(Web page and app entries)
⁂
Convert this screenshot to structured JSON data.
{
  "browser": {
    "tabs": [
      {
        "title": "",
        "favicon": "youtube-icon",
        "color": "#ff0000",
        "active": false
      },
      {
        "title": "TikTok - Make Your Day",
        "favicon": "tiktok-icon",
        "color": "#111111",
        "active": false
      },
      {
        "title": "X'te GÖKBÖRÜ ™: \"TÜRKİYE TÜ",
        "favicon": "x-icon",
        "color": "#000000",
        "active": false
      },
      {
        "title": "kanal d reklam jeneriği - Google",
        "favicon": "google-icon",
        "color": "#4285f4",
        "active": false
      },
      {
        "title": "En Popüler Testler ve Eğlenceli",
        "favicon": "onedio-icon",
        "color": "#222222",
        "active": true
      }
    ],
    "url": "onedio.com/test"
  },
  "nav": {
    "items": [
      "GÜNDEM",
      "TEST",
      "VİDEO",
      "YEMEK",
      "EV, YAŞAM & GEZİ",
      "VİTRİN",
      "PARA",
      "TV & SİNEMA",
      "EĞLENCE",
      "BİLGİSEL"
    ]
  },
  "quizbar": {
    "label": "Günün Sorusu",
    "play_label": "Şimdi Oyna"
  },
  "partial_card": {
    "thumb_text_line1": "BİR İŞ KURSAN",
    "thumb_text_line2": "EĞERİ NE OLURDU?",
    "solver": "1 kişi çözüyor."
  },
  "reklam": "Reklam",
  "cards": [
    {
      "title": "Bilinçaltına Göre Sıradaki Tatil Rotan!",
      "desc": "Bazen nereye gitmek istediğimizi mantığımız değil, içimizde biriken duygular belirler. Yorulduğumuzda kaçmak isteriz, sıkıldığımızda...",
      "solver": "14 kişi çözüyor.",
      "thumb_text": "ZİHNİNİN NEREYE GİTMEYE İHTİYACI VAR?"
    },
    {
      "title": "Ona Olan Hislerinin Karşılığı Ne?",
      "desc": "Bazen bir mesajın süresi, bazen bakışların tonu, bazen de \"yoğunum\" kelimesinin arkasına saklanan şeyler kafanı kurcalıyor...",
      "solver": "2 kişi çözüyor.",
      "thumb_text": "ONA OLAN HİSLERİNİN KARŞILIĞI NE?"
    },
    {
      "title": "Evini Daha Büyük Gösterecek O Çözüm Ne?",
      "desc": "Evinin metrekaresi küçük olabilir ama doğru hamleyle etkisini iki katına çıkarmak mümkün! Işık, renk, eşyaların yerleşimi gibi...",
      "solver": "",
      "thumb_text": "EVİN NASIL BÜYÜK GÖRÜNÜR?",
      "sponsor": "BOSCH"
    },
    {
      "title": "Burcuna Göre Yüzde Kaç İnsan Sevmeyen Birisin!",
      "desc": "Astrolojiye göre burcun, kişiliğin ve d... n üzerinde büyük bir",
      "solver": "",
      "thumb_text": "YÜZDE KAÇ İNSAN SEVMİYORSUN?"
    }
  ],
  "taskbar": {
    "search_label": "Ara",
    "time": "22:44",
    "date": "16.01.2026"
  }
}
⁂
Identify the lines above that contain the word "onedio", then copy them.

- OUTPUT:
        "favicon": "onedio-icon",
    "url": "onedio.com/test"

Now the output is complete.